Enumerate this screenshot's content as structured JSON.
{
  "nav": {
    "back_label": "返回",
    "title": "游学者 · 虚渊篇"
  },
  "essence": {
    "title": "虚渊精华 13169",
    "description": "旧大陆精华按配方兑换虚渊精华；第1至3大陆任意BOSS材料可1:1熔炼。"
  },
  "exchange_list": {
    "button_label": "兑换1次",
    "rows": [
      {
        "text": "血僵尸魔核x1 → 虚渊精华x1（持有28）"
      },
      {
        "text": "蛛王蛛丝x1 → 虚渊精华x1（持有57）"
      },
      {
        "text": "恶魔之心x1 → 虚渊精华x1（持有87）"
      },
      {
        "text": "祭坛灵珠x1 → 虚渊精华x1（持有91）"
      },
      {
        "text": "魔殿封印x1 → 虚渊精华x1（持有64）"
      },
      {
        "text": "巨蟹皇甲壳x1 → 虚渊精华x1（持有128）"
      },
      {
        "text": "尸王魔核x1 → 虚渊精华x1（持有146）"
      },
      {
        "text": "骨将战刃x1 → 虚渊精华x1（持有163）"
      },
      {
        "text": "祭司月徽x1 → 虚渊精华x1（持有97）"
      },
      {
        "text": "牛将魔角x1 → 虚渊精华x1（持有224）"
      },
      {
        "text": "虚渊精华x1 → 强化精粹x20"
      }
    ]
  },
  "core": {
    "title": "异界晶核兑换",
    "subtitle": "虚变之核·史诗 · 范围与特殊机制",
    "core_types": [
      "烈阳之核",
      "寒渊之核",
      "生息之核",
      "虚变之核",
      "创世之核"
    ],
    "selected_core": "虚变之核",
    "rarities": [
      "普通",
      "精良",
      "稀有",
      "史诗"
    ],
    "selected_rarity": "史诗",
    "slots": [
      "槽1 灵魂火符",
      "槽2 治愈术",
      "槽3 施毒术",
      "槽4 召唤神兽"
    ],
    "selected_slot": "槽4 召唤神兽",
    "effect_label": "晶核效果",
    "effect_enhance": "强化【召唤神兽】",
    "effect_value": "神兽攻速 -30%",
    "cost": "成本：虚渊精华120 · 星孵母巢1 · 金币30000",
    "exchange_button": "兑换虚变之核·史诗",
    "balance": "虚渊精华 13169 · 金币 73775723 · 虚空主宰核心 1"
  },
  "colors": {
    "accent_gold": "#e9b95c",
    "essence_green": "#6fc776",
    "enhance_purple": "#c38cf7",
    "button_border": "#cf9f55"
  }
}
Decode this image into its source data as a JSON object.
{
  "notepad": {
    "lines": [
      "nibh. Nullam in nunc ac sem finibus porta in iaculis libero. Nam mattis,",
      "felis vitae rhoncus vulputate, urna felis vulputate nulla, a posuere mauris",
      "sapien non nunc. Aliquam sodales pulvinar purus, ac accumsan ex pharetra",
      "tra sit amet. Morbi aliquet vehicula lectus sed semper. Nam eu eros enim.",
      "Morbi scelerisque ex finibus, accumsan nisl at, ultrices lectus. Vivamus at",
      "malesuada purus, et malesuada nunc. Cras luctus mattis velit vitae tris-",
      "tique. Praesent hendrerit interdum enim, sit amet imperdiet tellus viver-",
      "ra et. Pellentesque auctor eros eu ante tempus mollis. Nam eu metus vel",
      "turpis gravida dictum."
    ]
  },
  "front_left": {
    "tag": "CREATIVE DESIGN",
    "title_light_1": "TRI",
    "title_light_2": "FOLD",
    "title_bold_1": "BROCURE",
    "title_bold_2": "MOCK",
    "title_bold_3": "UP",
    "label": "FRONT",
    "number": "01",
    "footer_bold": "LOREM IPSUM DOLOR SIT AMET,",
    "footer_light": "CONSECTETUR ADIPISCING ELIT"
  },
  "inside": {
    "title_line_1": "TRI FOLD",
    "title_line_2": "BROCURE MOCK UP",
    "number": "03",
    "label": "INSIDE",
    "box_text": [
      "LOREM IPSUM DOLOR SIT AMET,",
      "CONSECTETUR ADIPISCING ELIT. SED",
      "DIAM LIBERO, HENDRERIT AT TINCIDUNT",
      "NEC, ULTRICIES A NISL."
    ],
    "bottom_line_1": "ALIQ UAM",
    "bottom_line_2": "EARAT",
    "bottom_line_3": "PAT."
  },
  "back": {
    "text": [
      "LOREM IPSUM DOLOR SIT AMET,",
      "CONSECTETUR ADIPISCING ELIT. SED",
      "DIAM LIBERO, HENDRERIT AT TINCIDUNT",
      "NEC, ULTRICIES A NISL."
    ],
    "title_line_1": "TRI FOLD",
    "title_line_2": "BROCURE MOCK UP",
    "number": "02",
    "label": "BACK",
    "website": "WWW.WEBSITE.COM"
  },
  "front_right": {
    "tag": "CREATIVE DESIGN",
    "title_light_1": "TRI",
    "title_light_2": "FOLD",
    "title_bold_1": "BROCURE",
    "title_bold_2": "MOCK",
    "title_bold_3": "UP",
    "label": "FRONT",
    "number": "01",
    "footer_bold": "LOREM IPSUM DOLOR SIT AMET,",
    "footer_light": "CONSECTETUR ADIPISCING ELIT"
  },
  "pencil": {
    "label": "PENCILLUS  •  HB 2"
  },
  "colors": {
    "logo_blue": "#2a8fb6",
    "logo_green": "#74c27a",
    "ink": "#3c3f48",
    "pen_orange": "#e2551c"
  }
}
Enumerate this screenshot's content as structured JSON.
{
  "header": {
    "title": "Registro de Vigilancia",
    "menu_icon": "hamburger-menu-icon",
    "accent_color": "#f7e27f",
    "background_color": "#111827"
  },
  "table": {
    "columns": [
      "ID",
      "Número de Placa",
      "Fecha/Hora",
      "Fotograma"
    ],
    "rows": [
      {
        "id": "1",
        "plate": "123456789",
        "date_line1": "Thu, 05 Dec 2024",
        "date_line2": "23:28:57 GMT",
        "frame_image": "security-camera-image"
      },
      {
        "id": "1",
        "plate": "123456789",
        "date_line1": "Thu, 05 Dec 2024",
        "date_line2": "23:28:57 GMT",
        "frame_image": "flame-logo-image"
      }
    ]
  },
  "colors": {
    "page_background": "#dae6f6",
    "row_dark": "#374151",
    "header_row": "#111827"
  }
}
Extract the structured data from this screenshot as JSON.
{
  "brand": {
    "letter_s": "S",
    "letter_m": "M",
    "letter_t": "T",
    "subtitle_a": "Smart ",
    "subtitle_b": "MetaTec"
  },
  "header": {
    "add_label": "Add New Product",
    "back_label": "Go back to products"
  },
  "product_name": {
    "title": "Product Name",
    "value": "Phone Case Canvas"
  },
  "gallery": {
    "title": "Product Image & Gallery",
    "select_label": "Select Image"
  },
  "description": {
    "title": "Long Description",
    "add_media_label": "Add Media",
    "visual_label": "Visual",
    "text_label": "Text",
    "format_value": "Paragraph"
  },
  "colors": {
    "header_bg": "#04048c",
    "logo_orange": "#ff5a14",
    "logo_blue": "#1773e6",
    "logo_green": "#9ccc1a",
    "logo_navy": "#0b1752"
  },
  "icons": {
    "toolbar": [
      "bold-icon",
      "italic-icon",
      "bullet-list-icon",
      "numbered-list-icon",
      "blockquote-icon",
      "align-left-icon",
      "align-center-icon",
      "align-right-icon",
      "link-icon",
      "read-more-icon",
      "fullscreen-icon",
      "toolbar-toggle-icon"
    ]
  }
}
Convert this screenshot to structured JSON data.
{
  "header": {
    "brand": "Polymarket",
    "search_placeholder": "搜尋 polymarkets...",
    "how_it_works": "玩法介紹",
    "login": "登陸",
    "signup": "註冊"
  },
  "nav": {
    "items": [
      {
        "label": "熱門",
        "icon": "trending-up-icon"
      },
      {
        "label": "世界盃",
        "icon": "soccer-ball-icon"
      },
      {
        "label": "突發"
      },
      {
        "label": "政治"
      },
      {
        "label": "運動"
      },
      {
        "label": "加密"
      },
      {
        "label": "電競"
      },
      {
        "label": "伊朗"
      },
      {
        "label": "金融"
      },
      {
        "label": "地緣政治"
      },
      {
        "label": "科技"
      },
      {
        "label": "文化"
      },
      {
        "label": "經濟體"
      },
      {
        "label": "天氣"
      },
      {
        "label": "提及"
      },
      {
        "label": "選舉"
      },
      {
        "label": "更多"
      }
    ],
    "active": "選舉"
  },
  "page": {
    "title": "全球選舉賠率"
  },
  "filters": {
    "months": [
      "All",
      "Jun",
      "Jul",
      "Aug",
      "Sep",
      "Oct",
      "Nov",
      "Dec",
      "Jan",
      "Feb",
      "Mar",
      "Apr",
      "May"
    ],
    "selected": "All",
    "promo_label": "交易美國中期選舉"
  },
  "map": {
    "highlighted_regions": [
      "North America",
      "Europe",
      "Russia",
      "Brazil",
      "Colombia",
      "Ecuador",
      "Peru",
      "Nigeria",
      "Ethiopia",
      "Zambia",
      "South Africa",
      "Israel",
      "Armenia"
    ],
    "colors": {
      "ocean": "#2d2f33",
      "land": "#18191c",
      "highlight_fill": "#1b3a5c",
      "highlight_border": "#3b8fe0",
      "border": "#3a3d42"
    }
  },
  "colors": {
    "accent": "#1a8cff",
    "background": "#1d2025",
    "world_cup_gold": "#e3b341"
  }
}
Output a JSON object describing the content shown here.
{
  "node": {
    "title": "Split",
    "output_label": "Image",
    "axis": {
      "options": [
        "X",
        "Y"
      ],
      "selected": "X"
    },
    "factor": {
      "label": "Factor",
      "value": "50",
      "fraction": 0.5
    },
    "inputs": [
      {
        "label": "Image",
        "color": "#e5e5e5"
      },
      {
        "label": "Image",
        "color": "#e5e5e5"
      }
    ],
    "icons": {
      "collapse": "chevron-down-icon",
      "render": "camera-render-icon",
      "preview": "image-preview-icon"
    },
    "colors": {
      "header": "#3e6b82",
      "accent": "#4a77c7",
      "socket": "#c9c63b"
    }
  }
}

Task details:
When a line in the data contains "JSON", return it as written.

Response to the task:
Enumerate this screenshot's content as structured JSON.
Decode this image into its source data as a JSON object.
Enumerate this screenshot's content as structured JSON.
Extract the structured data from this screenshot as JSON.
Convert this screenshot to structured JSON data.
Output a JSON object describing the content shown here.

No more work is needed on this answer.